Having friends who are as committed to career growth as you are can help you be better at your job and happier in your personal life. Here’s why.

They Get You

Most mentors only know you in a professional sense, even if they do have some knowledge of your personal life. Friends, however, have the luxury of context: They may have known you for many years, know your family and social group, and have seen you confront previous challenges. This depth of familiarity can be key when it comes to giving you honest, helpful, trustworthy advice.

For example, while a professional mentor may urge you to take a lucrative job in another city without a second thought, a close friend would know more about your priorities and values. Maybe you’re extremely close with your sister who lives nearby and want to stay put no matter the price tag. A friendtor can acknowledge the difficulty a move would pose, and can help you work through the pros and cons of making a huge life change. (Related: Is your mentor giving you bad advice?)

They Widen Your Circle

If you work at a tech startup and your friendtor is an accountant at a big firm, you’ve hit the networking jackpot and expanded your connections threefold. While it can be great to talk to someone in your field (where mentors usually come from), the reality is that the wider your circle, the more likely you are to make diverse connections that can open your eyes to new contacts, business opportunities, and career paths.

Friendtors are Forever

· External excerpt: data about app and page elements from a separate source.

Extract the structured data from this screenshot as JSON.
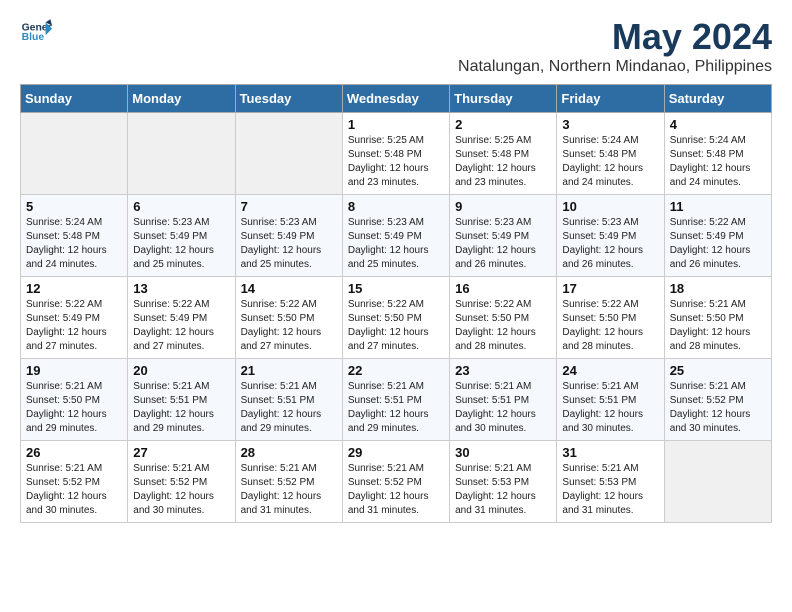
{
  "logo": {
    "line1": "General",
    "line2": "Blue"
  },
  "title": "May 2024",
  "subtitle": "Natalungan, Northern Mindanao, Philippines",
  "weekdays": [
    "Sunday",
    "Monday",
    "Tuesday",
    "Wednesday",
    "Thursday",
    "Friday",
    "Saturday"
  ],
  "weeks": [
    [
      {
        "day": "",
        "info": ""
      },
      {
        "day": "",
        "info": ""
      },
      {
        "day": "",
        "info": ""
      },
      {
        "day": "1",
        "info": "Sunrise: 5:25 AM\nSunset: 5:48 PM\nDaylight: 12 hours\nand 23 minutes."
      },
      {
        "day": "2",
        "info": "Sunrise: 5:25 AM\nSunset: 5:48 PM\nDaylight: 12 hours\nand 23 minutes."
      },
      {
        "day": "3",
        "info": "Sunrise: 5:24 AM\nSunset: 5:48 PM\nDaylight: 12 hours\nand 24 minutes."
      },
      {
        "day": "4",
        "info": "Sunrise: 5:24 AM\nSunset: 5:48 PM\nDaylight: 12 hours\nand 24 minutes."
      }
    ],
    [
      {
        "day": "5",
        "info": "Sunrise: 5:24 AM\nSunset: 5:48 PM\nDaylight: 12 hours\nand 24 minutes."
      },
      {
        "day": "6",
        "info": "Sunrise: 5:23 AM\nSunset: 5:49 PM\nDaylight: 12 hours\nand 25 minutes."
      },
      {
        "day": "7",
        "info": "Sunrise: 5:23 AM\nSunset: 5:49 PM\nDaylight: 12 hours\nand 25 minutes."
      },
      {
        "day": "8",
        "info": "Sunrise: 5:23 AM\nSunset: 5:49 PM\nDaylight: 12 hours\nand 25 minutes."
      },
      {
        "day": "9",
        "info": "Sunrise: 5:23 AM\nSunset: 5:49 PM\nDaylight: 12 hours\nand 26 minutes."
      },
      {
        "day": "10",
        "info": "Sunrise: 5:23 AM\nSunset: 5:49 PM\nDaylight: 12 hours\nand 26 minutes."
      },
      {
        "day": "11",
        "info": "Sunrise: 5:22 AM\nSunset: 5:49 PM\nDaylight: 12 hours\nand 26 minutes."
      }
    ],
    [
      {
        "day": "12",
        "info": "Sunrise: 5:22 AM\nSunset: 5:49 PM\nDaylight: 12 hours\nand 27 minutes."
      },
      {
        "day": "13",
        "info": "Sunrise: 5:22 AM\nSunset: 5:49 PM\nDaylight: 12 hours\nand 27 minutes."
      },
      {
        "day": "14",
        "info": "Sunrise: 5:22 AM\nSunset: 5:50 PM\nDaylight: 12 hours\nand 27 minutes."
      },
      {
        "day": "15",
        "info": "Sunrise: 5:22 AM\nSunset: 5:50 PM\nDaylight: 12 hours\nand 27 minutes."
      },
      {
        "day": "16",
        "info": "Sunrise: 5:22 AM\nSunset: 5:50 PM\nDaylight: 12 hours\nand 28 minutes."
      },
      {
        "day": "17",
        "info": "Sunrise: 5:22 AM\nSunset: 5:50 PM\nDaylight: 12 hours\nand 28 minutes."
      },
      {
        "day": "18",
        "info": "Sunrise: 5:21 AM\nSunset: 5:50 PM\nDaylight: 12 hours\nand 28 minutes."
      }
    ],
    [
      {
        "day": "19",
        "info": "Sunrise: 5:21 AM\nSunset: 5:50 PM\nDaylight: 12 hours\nand 29 minutes."
      },
      {
        "day": "20",
        "info": "Sunrise: 5:21 AM\nSunset: 5:51 PM\nDaylight: 12 hours\nand 29 minutes."
      },
      {
        "day": "21",
        "info": "Sunrise: 5:21 AM\nSunset: 5:51 PM\nDaylight: 12 hours\nand 29 minutes."
      },
      {
        "day": "22",
        "info": "Sunrise: 5:21 AM\nSunset: 5:51 PM\nDaylight: 12 hours\nand 29 minutes."
      },
      {
        "day": "23",
        "info": "Sunrise: 5:21 AM\nSunset: 5:51 PM\nDaylight: 12 hours\nand 30 minutes."
      },
      {
        "day": "24",
        "info": "Sunrise: 5:21 AM\nSunset: 5:51 PM\nDaylight: 12 hours\nand 30 minutes."
      },
      {
        "day": "25",
        "info": "Sunrise: 5:21 AM\nSunset: 5:52 PM\nDaylight: 12 hours\nand 30 minutes."
      }
    ],
    [
      {
        "day": "26",
        "info": "Sunrise: 5:21 AM\nSunset: 5:52 PM\nDaylight: 12 hours\nand 30 minutes."
      },
      {
        "day": "27",
        "info": "Sunrise: 5:21 AM\nSunset: 5:52 PM\nDaylight: 12 hours\nand 30 minutes."
      },
      {
        "day": "28",
        "info": "Sunrise: 5:21 AM\nSunset: 5:52 PM\nDaylight: 12 hours\nand 31 minutes."
      },
      {
        "day": "29",
        "info": "Sunrise: 5:21 AM\nSunset: 5:52 PM\nDaylight: 12 hours\nand 31 minutes."
      },
      {
        "day": "30",
        "info": "Sunrise: 5:21 AM\nSunset: 5:53 PM\nDaylight: 12 hours\nand 31 minutes."
      },
      {
        "day": "31",
        "info": "Sunrise: 5:21 AM\nSunset: 5:53 PM\nDaylight: 12 hours\nand 31 minutes."
      },
      {
        "day": "",
        "info": ""
      }
    ]
  ]
}
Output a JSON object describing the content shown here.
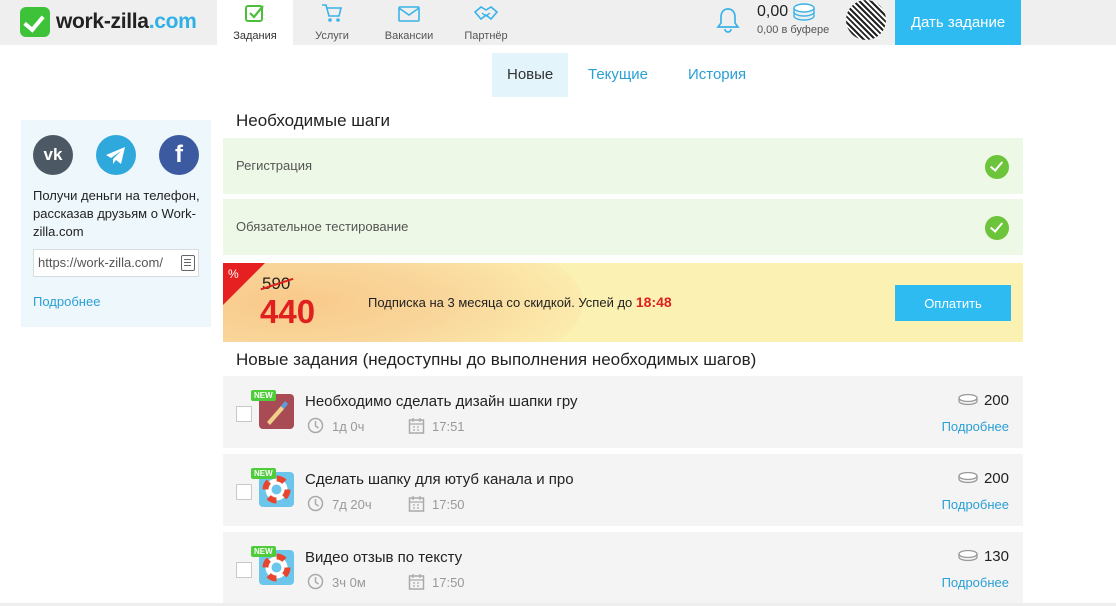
{
  "header": {
    "logo": {
      "name": "work-zilla",
      "dot": ".com"
    },
    "tabs": [
      {
        "label": "Задания",
        "icon": "tasks-check-icon",
        "active": true
      },
      {
        "label": "Услуги",
        "icon": "cart-icon",
        "active": false
      },
      {
        "label": "Вакансии",
        "icon": "envelope-icon",
        "active": false
      },
      {
        "label": "Партнёр",
        "icon": "handshake-icon",
        "active": false
      }
    ],
    "balance": "0,00",
    "buffer": "0,00 в буфере",
    "give_task": "Дать задание"
  },
  "subtabs": [
    {
      "label": "Новые",
      "active": true
    },
    {
      "label": "Текущие",
      "active": false
    },
    {
      "label": "История",
      "active": false
    }
  ],
  "sidebar": {
    "text": "Получи деньги на телефон, рассказав друзьям о Work-zilla.com",
    "ref_link": "https://work-zilla.com/",
    "more": "Подробнее"
  },
  "steps": {
    "heading": "Необходимые шаги",
    "items": [
      {
        "label": "Регистрация",
        "done": true
      },
      {
        "label": "Обязательное тестирование",
        "done": true
      }
    ]
  },
  "promo": {
    "percent": "%",
    "old_price": "590",
    "new_price": "440",
    "text": "Подписка на 3 месяца со скидкой. Успей до",
    "deadline": "18:48",
    "button": "Оплатить"
  },
  "tasks": {
    "heading": "Новые задания (недоступны до выполнения необходимых шагов)",
    "badge": "NEW",
    "more": "Подробнее",
    "items": [
      {
        "title": "Необходимо сделать дизайн шапки гру",
        "duration": "1д 0ч",
        "time": "17:51",
        "price": "200",
        "category_icon": "design-brush-icon"
      },
      {
        "title": "Сделать шапку для ютуб канала и про",
        "duration": "7д 20ч",
        "time": "17:50",
        "price": "200",
        "category_icon": "lifebuoy-icon"
      },
      {
        "title": "Видео отзыв по тексту",
        "duration": "3ч 0м",
        "time": "17:50",
        "price": "130",
        "category_icon": "lifebuoy-icon"
      }
    ]
  },
  "colors": {
    "accent": "#2ebbf2",
    "link": "#2a9fd6",
    "success": "#6cc43a",
    "danger": "#e01f1f",
    "step_bg": "#edf8e6",
    "promo_bg": "#fbf1b3"
  }
}
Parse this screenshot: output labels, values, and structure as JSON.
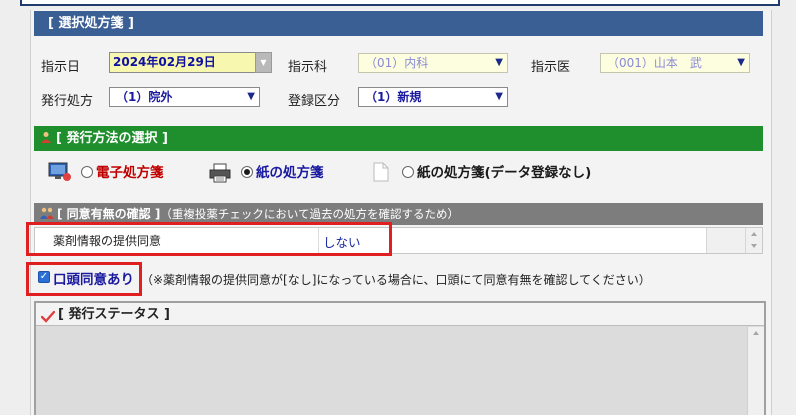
{
  "sections": {
    "selected_prescription": "[ 選択処方箋 ]",
    "issue_method": "[ 発行方法の選択 ]",
    "consent_title": "[ 同意有無の確認 ]",
    "consent_sub": "（重複投薬チェックにおいて過去の処方を確認するため）",
    "status_title": "[ 発行ステータス ]"
  },
  "form": {
    "date_label": "指示日",
    "date_value": "2024年02月29日",
    "dept_label": "指示科",
    "dept_value": "（01）内科",
    "doctor_label": "指示医",
    "doctor_value": "（001）山本　武",
    "issue_label": "発行処方",
    "issue_value": "（1）院外",
    "reg_label": "登録区分",
    "reg_value": "（1）新規"
  },
  "issue_options": [
    {
      "label": "電子処方箋",
      "selected": false,
      "color": "#c00000"
    },
    {
      "label": "紙の処方箋",
      "selected": true,
      "color": "#1a1aa0"
    },
    {
      "label": "紙の処方箋(データ登録なし)",
      "selected": false,
      "color": "#1a1a1a"
    }
  ],
  "consent_table": {
    "item": "薬剤情報の提供同意",
    "value": "しない"
  },
  "verbal_consent": {
    "label": "口頭同意あり",
    "checked": true,
    "note": "（※薬剤情報の提供同意が[なし]になっている場合に、口頭にて同意有無を確認してください）"
  },
  "colors": {
    "header_blue": "#3a5f94",
    "header_green": "#1f8f2e",
    "header_gray": "#7d7d7d",
    "highlight_red": "#e02020"
  }
}
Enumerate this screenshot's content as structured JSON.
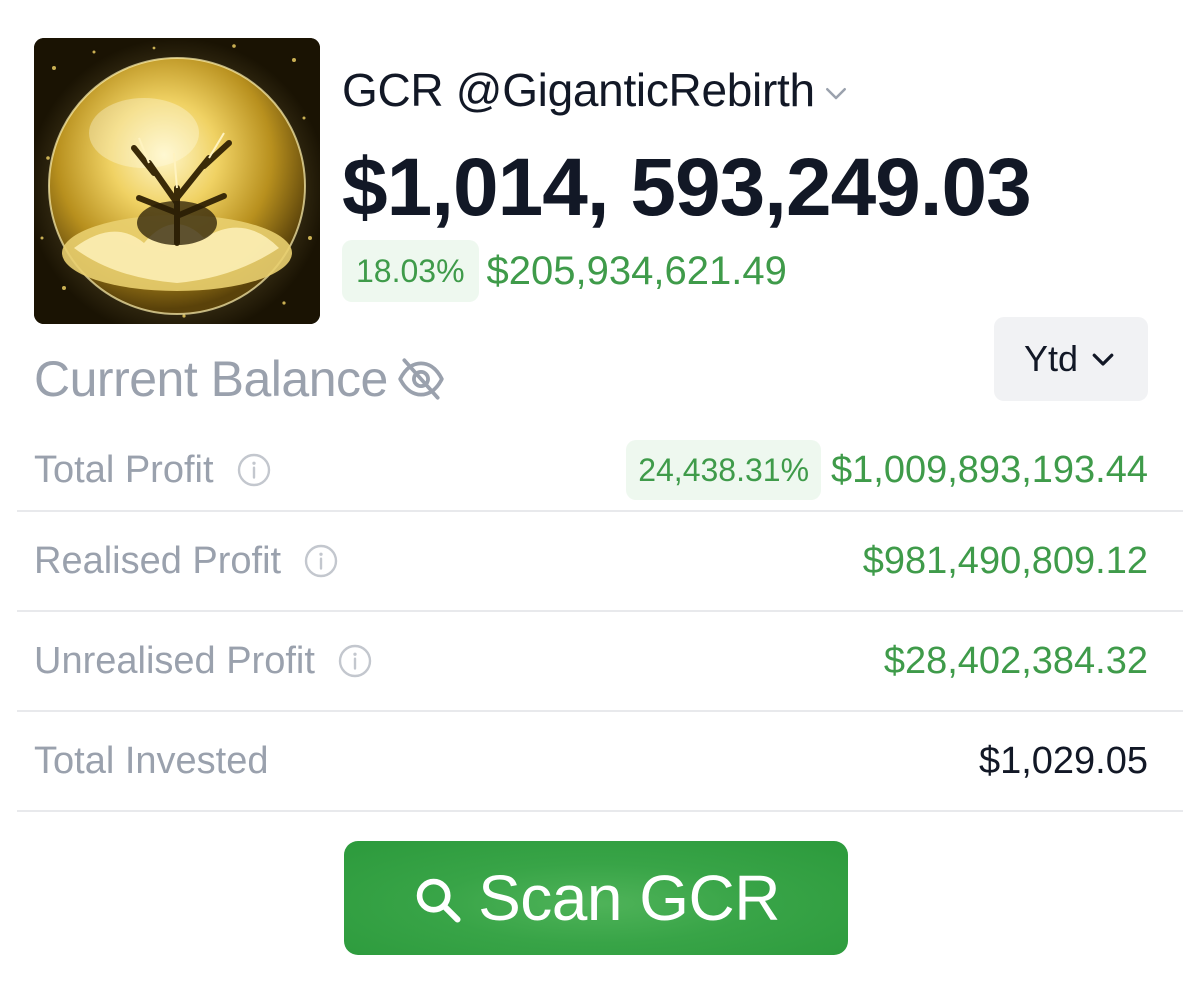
{
  "profile": {
    "handle": "GCR @GiganticRebirth",
    "avatar_icon": "golden-orb-avatar"
  },
  "balance": {
    "amount": "$1,014, 593,249.03",
    "change_percent": "18.03%",
    "change_amount": "$205,934,621.49",
    "label": "Current Balance",
    "visibility_icon": "eye-off-icon"
  },
  "period": {
    "selected": "Ytd"
  },
  "stats": [
    {
      "label": "Total Profit",
      "percent": "24,438.31%",
      "value": "$1,009,893,193.44",
      "info": true
    },
    {
      "label": "Realised Profit",
      "value": "$981,490,809.12",
      "info": true
    },
    {
      "label": "Unrealised Profit",
      "value": "$28,402,384.32",
      "info": true
    },
    {
      "label": "Total Invested",
      "value": "$1,029.05",
      "info": false
    }
  ],
  "actions": {
    "scan_label": "Scan GCR",
    "scan_icon": "search-icon"
  },
  "colors": {
    "positive": "#3f9b4a",
    "positive_bg": "#eef8ef",
    "muted_text": "#9aa1ad",
    "primary_text": "#121826",
    "button_green": "#38a447"
  }
}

If your friendtor happens to be one of your lifelong friends, he or she will be there as your life changes and priorities shift. Say, for instance, you get married and have a child. Your friend can help you adjust to your new role as a parent, while helping you find ways to keep your professional skills strong while you’re on leave—or maybe even babysit when you need to stay late at work.

Keep in mind, however, that not every friend is made for a friendtor role. Have you ever been out with a group of friends when the topic of work comes up? Perhaps you’re asking for advice about how to cope with a difficult boss. There’s bound to be that one friend who says, “Seriously? Why do you care so much? More drinks please!” Maybe you share a love for Crossfit and music festivals, but the truth is, you’re just not on the same wavelength when it comes to professional growth. And that’s fine—just don’t expect to count on this person to understand when you have to skip happy hour to finish a big project or to give you advice when you’re passed over for a promotion.

Friendtors, on the other hand, are the people who will spend hours listening to a story about a big misunderstanding with your boss and why it’s bothering you. And vice versa, friendtors will come to you when they’ve set up a big interview and need help role-playing tricky questions.

Friendtors can be your biggest career cheerleaders because they have the benefit of context about who you are (aside from a driven professional, of course). They can give advice tailored to you and your values, they’re accessible, and, best of all, they can double as your Saturday night partner in crime. Friendtors are so essential because, like an awesome blazer, they can seamlessly transition from work to play. So before you start looking for a new job or wondering where to go for career advice, evaluate the people in your life to identify friendtors, and start there.

Photo of people talking courtesy of Shutterstock.